It was a unique fight, both for the scale of the naval battle and the numbers of muskets and cannons used. Until that engagement most fights at sea around Hawaii had been little more than clashes of canoes in which combatants threw or thrusted with spears. But on that day the opponents employed canoes fitted with small, swivel-mounted guns, whose fire inflicted significant casualties and destroyed many vessels. Kamehameha watched from the deck of Fair American as his well-trained warriors—under the watchful tutelage of Young and Davis—laid waste to the enemy fleet.
The long war had taken its toll on the ali’i and warriors of all islands, and over the next four years of relative peace the combatants licked their wounds and regained strength. During the respite Kamehameha continued training his forces, especially the na ali’i koa, and in 1795 he was ready to resume his quest to claim sole control of the islands.
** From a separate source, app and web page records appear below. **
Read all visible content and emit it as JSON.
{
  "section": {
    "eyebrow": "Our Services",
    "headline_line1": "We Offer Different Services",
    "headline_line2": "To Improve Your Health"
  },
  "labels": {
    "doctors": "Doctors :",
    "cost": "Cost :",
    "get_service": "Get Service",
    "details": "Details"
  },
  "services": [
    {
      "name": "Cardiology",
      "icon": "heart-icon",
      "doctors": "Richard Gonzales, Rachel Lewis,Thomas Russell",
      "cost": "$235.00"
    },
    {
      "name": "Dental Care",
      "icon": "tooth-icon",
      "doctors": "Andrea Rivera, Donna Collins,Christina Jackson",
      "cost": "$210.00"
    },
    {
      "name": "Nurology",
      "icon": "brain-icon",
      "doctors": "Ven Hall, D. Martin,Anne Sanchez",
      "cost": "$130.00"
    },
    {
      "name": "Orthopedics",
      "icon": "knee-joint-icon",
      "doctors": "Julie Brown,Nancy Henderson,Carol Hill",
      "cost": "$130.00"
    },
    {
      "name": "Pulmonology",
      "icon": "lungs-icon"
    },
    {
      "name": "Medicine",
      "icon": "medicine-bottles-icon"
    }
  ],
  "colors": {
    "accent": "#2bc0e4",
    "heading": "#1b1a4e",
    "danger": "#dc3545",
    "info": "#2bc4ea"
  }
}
By early 1795 Kamehameha had amassed upward of 1,000 war canoes and an army of more than 10,000 men to move against his enemies. His first objectives were Maui and Molokai, whose combined forces he defeated at the Battle of Kawela on the latter island. From there he moved against Oahu, where he confronted the warriors of that island and Kauai.
Fought that May, the Battle of Nu’uanu was the largest and bloodiest engagement of Kamehameha’s quest to rule the islands. The armies met on the southeastern side of Oahu, near present-day Honolulu. On landing at Waialae and Waikiki, Kamehameha’s forces fought a 6-mile running battle, pushing the defenders northward into the Nu’uanu Valley. Kamehameha failed to notice his enemy had carved gun emplacements into the high ground and had been drawing the attackers into a deadly trap.
Despite heavy cannon fire from the heights, however, Kamehameha’s forces continued to press the enemy into retreat. Realizing he had to silence the enemy’s guns, Kamehameha ordered two groups of na ali’i koa to scale the cliffs of Nu’uanu Pali and get behind the guns. The elite warriors did so, surprising the enemy gunners and seizing control of the ridge. With the cannons silenced, the fighting turned to bloody hand-to-hand combat.
Through a series of skirmishes Kamehameha’s warriors eventually forced their enemy, whose strength had dwindled to 800 men, to the razor’s edge of the pali for a last stand. Rather than be captured and face enslavement or ritual sacrifice, most defenders fought to the death, many literally being driven over the edge of the 1,000-foot cliff at their backs.
Though Kamehameha had yet to bring Kauai and Niihau under his dominion, Nu’uanu proved the deciding battle of the war. Finally, in 1810 Kaumuali’i, the last independent ruler of Kauai, relinquished control of that island and Niihau to Kamehameha, making the latter ali’i nui of all the Hawaiian Islands. His victory in the long fight for unification was due in large part to the skill, dedication and loyalty of his na ali’i koa.
U.S. Army veteran Dana Benner holds a degree in history and a master’s in heritage studies. He teaches history, political science and sociology at the university level. For further reading he recommends A Brief History of the Hawaiian People, by William De Witt Alexander, and Captive Paradise: A History of Hawaii, by James L. Haley.